Questions? Email us at [US-only inquiries] or [Canada-only inquiries] with any questions, and we’ll get back to you as soon as possible.

Acer Gets Pwned…. But The Company Downplays Extent Of The Hack

Posted in Commentary with tags , on March 9, 2023 by itnerd

This is not a good look for computer maker Acer. The company has confirmed that they have been pwned by hackers:

Acer has confirmed someone broke into one of its servers after a miscreant put up for sale a 160GB database of what’s claimed to be the Taiwanese PC maker’s confidential information.

“We have recently detected an incident of unauthorized access to one of our document servers for repair technicians,” an Acer spokesperson told The Register on Tuesday. “While our investigation is ongoing, there is currently no indication that any consumer data was stored on that server.”

According to a Monday post on cyber crime hangout BreachForums by a rapscallion going by the name Kernelware, the “various confidential stuff” allegedly stolen from Acer totals 160GB, including 655 directories and 2,869 files.

Kernelware claimed the stolen goods included confidential slides and presentations, staff technical manuals, Windows Imaging Format files, binaries, backend infrastructure data, confidential product documents, Replacement Digital Product Keys, ISO files, Windows System Deployment Image files, BIOS components, and ROM files.

“Honestly, there’s so much shit that it’ll take me days to go through the list of what was breached lol,” Kernelware bragged. 

This data is now up for sale. But the thing is, I am not a believer that customer data is not part of that. Because LastPass said something similar when they got pwned, and we all know how that ended.

Tim Schultz, VP of Research & Engineering at  SCYTHE:

   “As companies shift away from paying ransoms, threat actors are adapting by increasing their focus on IP data theft to increase the potential business impact of each compromise. In the near term, we’ll see the same playbook similar threat actors have taken upon stealing IP and attempting to monetize it.

   “A longer-term challenge for Acer is that the internal information stolen included data on tools and infrastructure that can aid future threat actors.
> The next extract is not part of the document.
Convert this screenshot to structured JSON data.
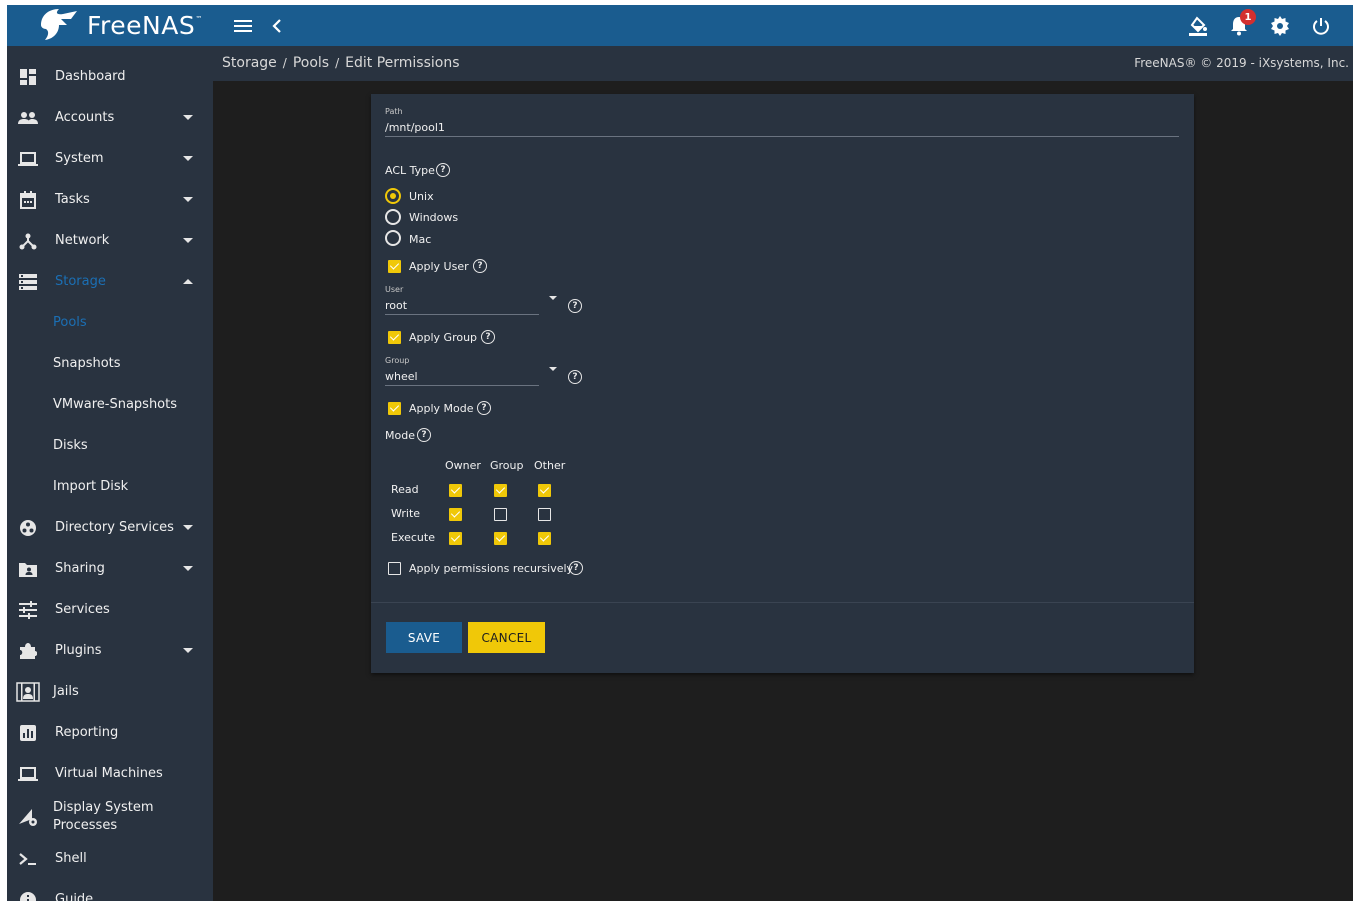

Asset inventory is a challenge for most organizations, and policies around technology business operations can be very difficult to change quickly in the event a threat actor is able to identify a vulnerability.”

Hopefully Acer is transparent about what was and wasn’t stolen during this hack. Because until they are transparent about this, I am really thinking that they are downplaying how serious this hack is.

Rogers Continues To Have Issues That Are Making Customers Irate

Posted in Commentary with tags on March 9, 2023 by itnerd

When my phone started to ring an hour ago, I knew I was going to have a busy day. I say that because I woke up this morning to Rogers continuing to have issues with various parts of their network. I have clients who have no email. I also have clients with no Internet. And Down Detector seems to confirm this:

I suspect that as the day goes on, user reports of problems will increase seeing as it’s 8AM as I type this. So, given that I documented that Rogers was having issues earlier this week, I think it’s safe to say that they haven’t fully recovered from those issues. In fact it may be getting worse. And it’s testing the patience of their customers:

Rogers really has some serious explaining to do as on the surface, they have the reliability of Twitter at the moment. And that’s not good company to be in. If Rogers were smart, they would communicate with their customers about what is going on, what steps they are taking to restore service, and when that is going to happen. But from what I see on Twitter and what my clients are reporting to me, that’s not happening. And that really reflects poorly on Rogers. And it’s now to the point where my clients are asking me what they should do, and I have no choice but to respond that they should consider moving to Bell if they can. That won’t help my clients with email issues, but it will help the ones with Internet issues.

Rogers needs to do better. And they need to do better now.

UPDATE: I’ve posted a workaround for those who have issues with sending or receiving Rogers email here.